### TASK MATERIAL
········

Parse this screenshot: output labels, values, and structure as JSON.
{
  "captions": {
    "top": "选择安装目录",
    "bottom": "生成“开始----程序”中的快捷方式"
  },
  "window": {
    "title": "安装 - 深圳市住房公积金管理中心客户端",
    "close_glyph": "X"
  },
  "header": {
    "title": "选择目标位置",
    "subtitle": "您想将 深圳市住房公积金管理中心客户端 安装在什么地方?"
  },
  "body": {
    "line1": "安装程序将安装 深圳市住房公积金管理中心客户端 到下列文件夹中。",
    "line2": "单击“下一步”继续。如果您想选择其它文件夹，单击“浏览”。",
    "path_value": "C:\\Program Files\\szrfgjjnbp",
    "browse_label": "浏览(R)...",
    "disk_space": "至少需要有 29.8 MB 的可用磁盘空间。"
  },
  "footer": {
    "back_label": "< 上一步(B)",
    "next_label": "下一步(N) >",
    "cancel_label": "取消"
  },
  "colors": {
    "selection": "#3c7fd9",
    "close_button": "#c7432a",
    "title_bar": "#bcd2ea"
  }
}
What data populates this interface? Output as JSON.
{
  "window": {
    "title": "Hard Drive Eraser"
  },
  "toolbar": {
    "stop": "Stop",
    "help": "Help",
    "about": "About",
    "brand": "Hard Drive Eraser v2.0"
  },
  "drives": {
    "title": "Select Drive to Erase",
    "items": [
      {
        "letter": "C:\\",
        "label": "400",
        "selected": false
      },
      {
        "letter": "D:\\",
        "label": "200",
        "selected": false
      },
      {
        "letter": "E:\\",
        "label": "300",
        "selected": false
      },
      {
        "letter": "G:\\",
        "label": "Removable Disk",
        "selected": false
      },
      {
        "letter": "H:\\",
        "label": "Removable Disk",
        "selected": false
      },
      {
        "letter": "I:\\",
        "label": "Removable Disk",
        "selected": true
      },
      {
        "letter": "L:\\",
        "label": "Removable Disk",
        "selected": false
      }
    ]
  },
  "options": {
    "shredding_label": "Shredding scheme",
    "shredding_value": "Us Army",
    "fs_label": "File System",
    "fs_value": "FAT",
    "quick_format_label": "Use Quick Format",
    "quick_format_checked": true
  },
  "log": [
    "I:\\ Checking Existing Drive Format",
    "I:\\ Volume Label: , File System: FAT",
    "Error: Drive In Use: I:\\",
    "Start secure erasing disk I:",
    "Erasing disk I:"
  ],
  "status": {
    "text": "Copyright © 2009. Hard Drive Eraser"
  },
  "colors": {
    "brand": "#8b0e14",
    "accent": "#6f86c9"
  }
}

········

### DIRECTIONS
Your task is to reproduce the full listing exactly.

### EXPECTED ANSWER
Parse this screenshot: output labels, values, and structure as JSON.
{
  "captions": {
    "top": "选择安装目录",
    "bottom": "生成“开始----程序”中的快捷方式"
  },
  "window": {
    "title": "安装 - 深圳市住房公积金管理中心客户端",
    "close_glyph": "X"
  },
  "header": {
    "title": "选择目标位置",
    "subtitle": "您想将 深圳市住房公积金管理中心客户端 安装在什么地方?"
  },
  "body": {
    "line1": "安装程序将安装 深圳市住房公积金管理中心客户端 到下列文件夹中。",
    "line2": "单击“下一步”继续。如果您想选择其它文件夹，单击“浏览”。",
    "path_value": "C:\\Program Files\\szrfgjjnbp",
    "browse_label": "浏览(R)...",
    "disk_space": "至少需要有 29.8 MB 的可用磁盘空间。"
  },
  "footer": {
    "back_label": "< 上一步(B)",
    "next_label": "下一步(N) >",
    "cancel_label": "取消"
  },
  "colors": {
    "selection": "#3c7fd9",
    "close_button": "#c7432a",
    "title_bar": "#bcd2ea"
  }
}
What data populates this interface? Output as JSON.
{
  "window": {
    "title": "Hard Drive Eraser"
  },
  "toolbar": {
    "stop": "Stop",
    "help": "Help",
    "about": "About",
    "brand": "Hard Drive Eraser v2.0"
  },
  "drives": {
    "title": "Select Drive to Erase",
    "items": [
      {
        "letter": "C:\\",
        "label": "400",
        "selected": false
      },
      {
        "letter": "D:\\",
        "label": "200",
        "selected": false
      },
      {
        "letter": "E:\\",
        "label": "300",
        "selected": false
      },
      {
        "letter": "G:\\",
        "label": "Removable Disk",
        "selected": false
      },
      {
        "letter": "H:\\",
        "label": "Removable Disk",
        "selected": false
      },
      {
        "letter": "I:\\",
        "label": "Removable Disk",
        "selected": true
      },
      {
        "letter": "L:\\",
        "label": "Removable Disk",
        "selected": false
      }
    ]
  },
  "options": {
    "shredding_label": "Shredding scheme",
    "shredding_value": "Us Army",
    "fs_label": "File System",
    "fs_value": "FAT",
    "quick_format_label": "Use Quick Format",
    "quick_format_checked": true
  },
  "log": [
    "I:\\ Checking Existing Drive Format",
    "I:\\ Volume Label: , File System: FAT",
    "Error: Drive In Use: I:\\",
    "Start secure erasing disk I:",
    "Erasing disk I:"
  ],
  "status": {
    "text": "Copyright © 2009. Hard Drive Eraser"
  },
  "colors": {
    "brand": "#8b0e14",
    "accent": "#6f86c9"
  }
}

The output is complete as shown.